There were not many jobs that would have persuaded Michael Anderson to give up his role as special envoy for UN development goals to prime minister David Cameron. However, when the chance to lead the UK’s second biggest philanthropic organisation – the Children’s Investment Fund Foundation – came up, he could not resist. “I was very happy in government and there was plenty left for me to achieve,” he says, “but I knew that such a good opportunity wouldn’t come around again.”
The transition was easy, he says, thanks to a “positive and friendly welcome” from staff at CIFF. But he quickly noticed a number of differences from his government role. “I no longer had access to a network of communications and influence that I had enjoyed through high commissioners and ambassadors.”
Inspired by his experience in government, Anderson set about implementing systems to help CIFF track political risks throughout the countries in which it operates. He says: “When I arrived, there was no way of tracking those. I made sure we are plugged into the right information sources and have a system that forces us to update our assessments.”
Anderson also noticed that he had more flexibility in a number of areas. He says: “I used to turn on the radio in the morning in order to work out what I was going to have to do in the next four hours. Here, we have the luxury of being less reactive and choosing the areas on which we focus.” In addition, not having to operate within European Union procurement rules gave him a “nice feeling of liberation”.
Another advantage in his new role, he says, is greater room to think and act strategically. CIFF is currently running an 11-year programme in Kenya to eradicate parasitic worms that are transmitted through the soil. He says: “We can commit to that, whereas for governments, it is harder due to the political and budgetary cycles.”

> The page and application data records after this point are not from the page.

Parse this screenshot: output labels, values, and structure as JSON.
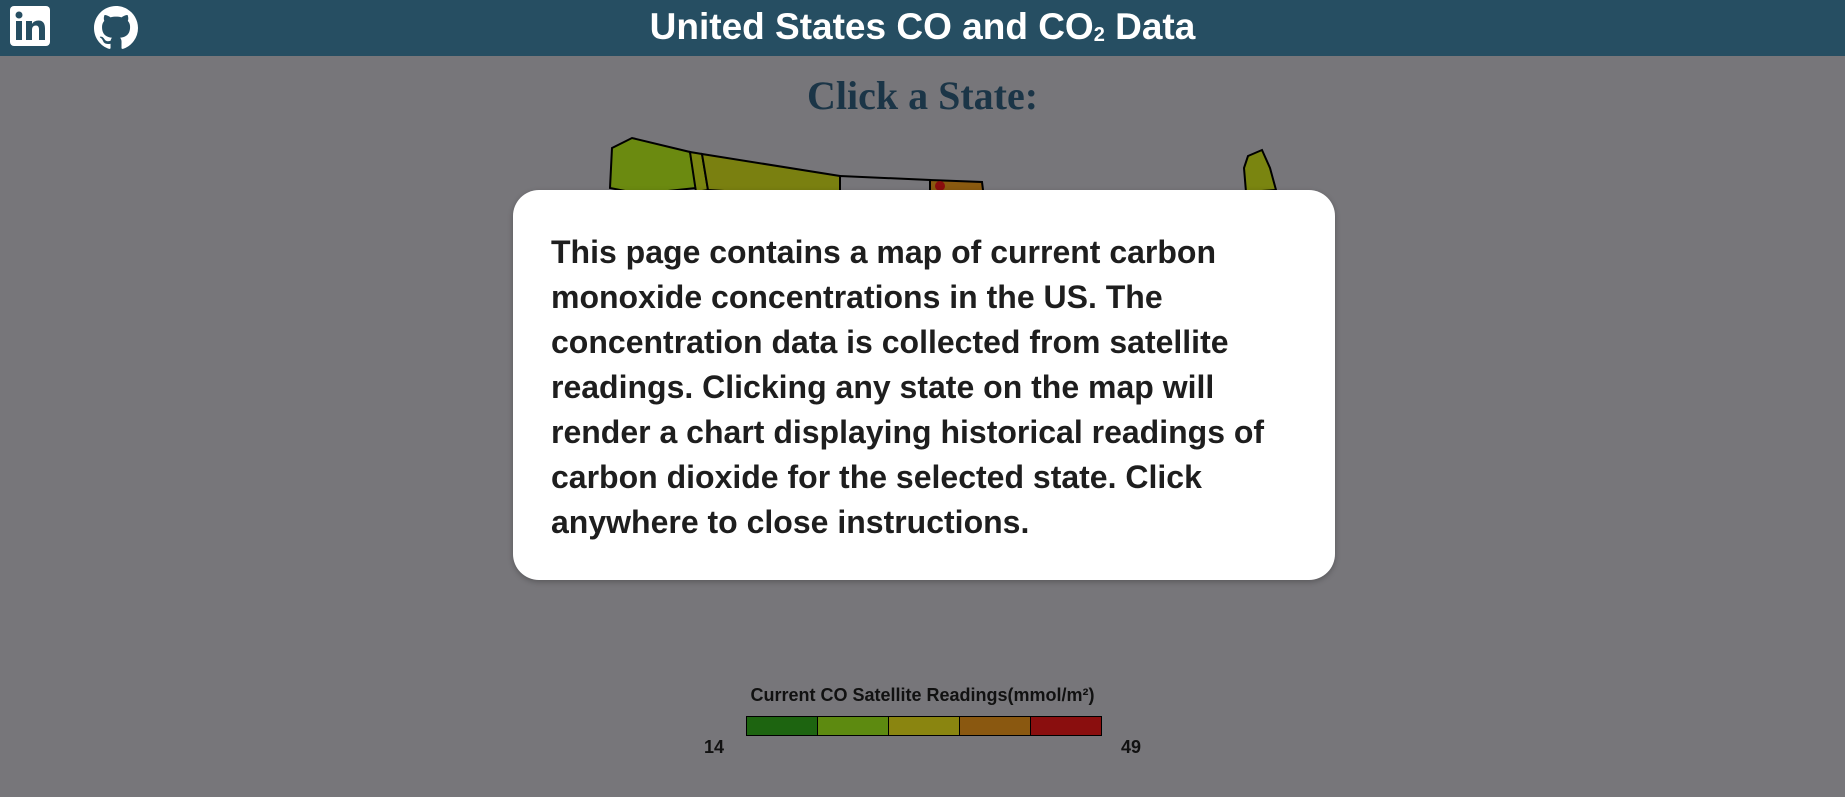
{
  "header": {
    "title": "United States CO and CO",
    "title_subscript": "2",
    "title_suffix": " Data",
    "linkedin_icon": "linkedin-icon",
    "github_icon": "github-icon"
  },
  "page": {
    "subtitle": "Click a State:"
  },
  "modal": {
    "text": "This page contains a map of current carbon monoxide concentrations in the US. The concentration data is collected from satellite readings. Clicking any state on the map will render a chart displaying historical readings of carbon dioxide for the selected state. Click anywhere to close instructions."
  },
  "legend": {
    "title": "Current CO Satellite Readings(mmol/m²)",
    "min": "14",
    "max": "49",
    "colors": [
      "#1d6410",
      "#5d8a10",
      "#8a8510",
      "#8a5810",
      "#8a0e0e"
    ]
  },
  "colors": {
    "header_bg": "#264e62",
    "page_bg": "#77767a",
    "subtitle": "#1b3547"
  }
}
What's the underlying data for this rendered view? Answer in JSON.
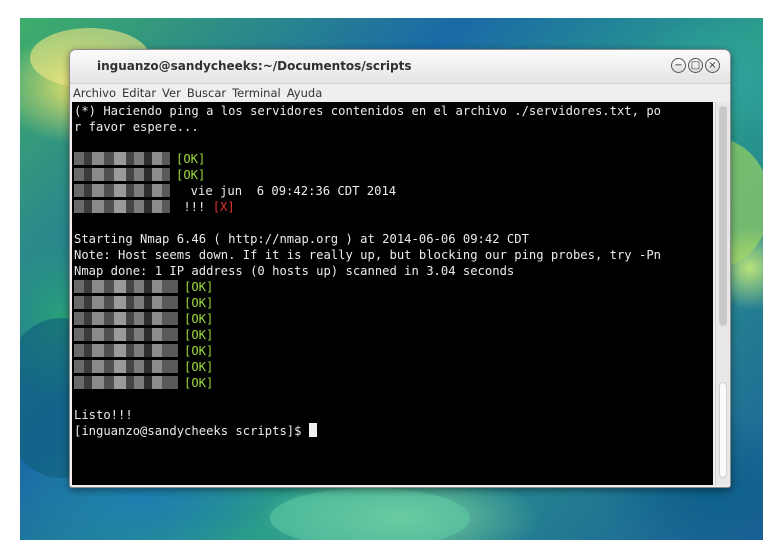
{
  "window": {
    "title": "inguanzo@sandycheeks:~/Documentos/scripts",
    "buttons": {
      "minimize": "−",
      "maximize": "□",
      "close": "×"
    }
  },
  "menu": {
    "items": [
      "Archivo",
      "Editar",
      "Ver",
      "Buscar",
      "Terminal",
      "Ayuda"
    ]
  },
  "terminal": {
    "intro_1": "(*) Haciendo ping a los servidores contenidos en el archivo ./servidores.txt, po",
    "intro_2": "r favor espere...",
    "ok": "[OK]",
    "date": "  vie jun  6 09:42:36 CDT 2014",
    "bang": " !!! ",
    "fail": "[X]",
    "nmap_1": "Starting Nmap 6.46 ( http://nmap.org ) at 2014-06-06 09:42 CDT",
    "nmap_2": "Note: Host seems down. If it is really up, but blocking our ping probes, try -Pn",
    "nmap_3": "Nmap done: 1 IP address (0 hosts up) scanned in 3.04 seconds",
    "done": "Listo!!!",
    "prompt": "[inguanzo@sandycheeks scripts]$ "
  }
}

Overall, Anderson says his move has given him a new perspective on development issues, although he stresses that the differences between the private, public and charity sectors are often exaggerated. He says: “I had a private sector background before I went into government and my view is that everywhere I have worked is about delivery and managing risk – we have to overcome the stereotypes that there is a big gulf between the sectors”.